Prompt: Everything in the data below except the pictures must be repeated word for word.
* * *
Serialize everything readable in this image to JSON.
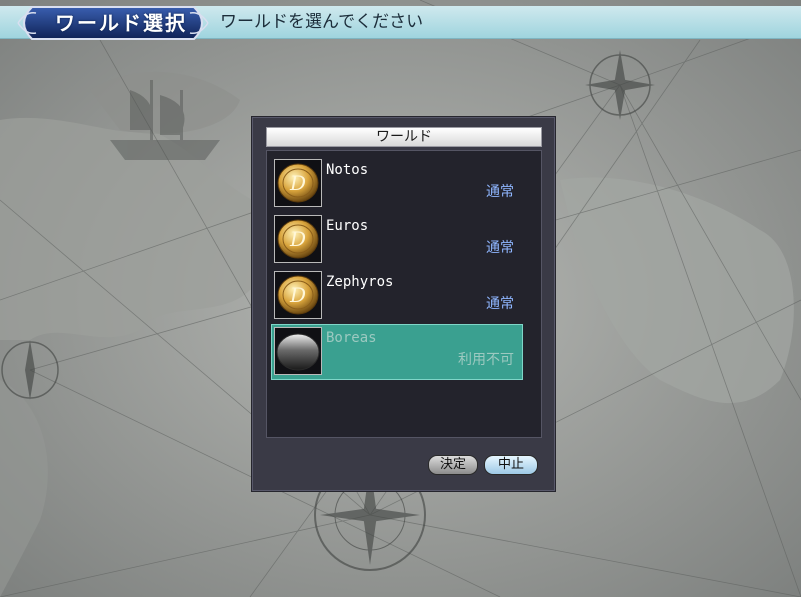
{
  "header": {
    "title": "ワールド選択",
    "instruction": "ワールドを選んでください"
  },
  "dialog": {
    "title": "ワールド",
    "worlds": [
      {
        "name": "Notos",
        "status": "通常",
        "available": true
      },
      {
        "name": "Euros",
        "status": "通常",
        "available": true
      },
      {
        "name": "Zephyros",
        "status": "通常",
        "available": true
      },
      {
        "name": "Boreas",
        "status": "利用不可",
        "available": false
      }
    ],
    "buttons": {
      "confirm": "決定",
      "cancel": "中止"
    }
  },
  "colors": {
    "header_bar": "#a7d8e2",
    "status_normal": "#8fb6ff",
    "unavailable_highlight": "#3aa090"
  }
}
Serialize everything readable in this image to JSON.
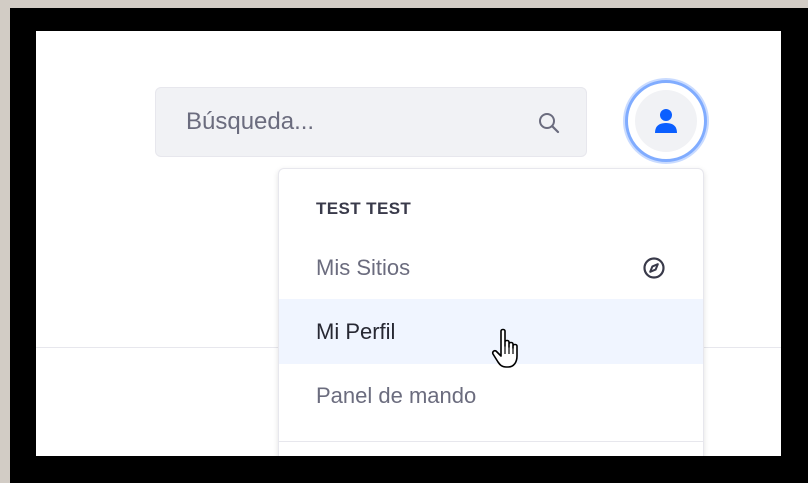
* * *
Written response:
Serialize everything readable in this image to JSON.
{
  "header": {
    "title": "ワールド選択",
    "instruction": "ワールドを選んでください"
  },
  "dialog": {
    "title": "ワールド",
    "worlds": [
      {
        "name": "Notos",
        "status": "通常",
        "available": true
      },
      {
        "name": "Euros",
        "status": "通常",
        "available": true
      },
      {
        "name": "Zephyros",
        "status": "通常",
        "available": true
      },
      {
        "name": "Boreas",
        "status": "利用不可",
        "available": false
      }
    ],
    "buttons": {
      "confirm": "決定",
      "cancel": "中止"
    }
  },
  "colors": {
    "header_bar": "#a7d8e2",
    "status_normal": "#8fb6ff",
    "unavailable_highlight": "#3aa090"
  }
}
Serialize everything readable in this image to JSON.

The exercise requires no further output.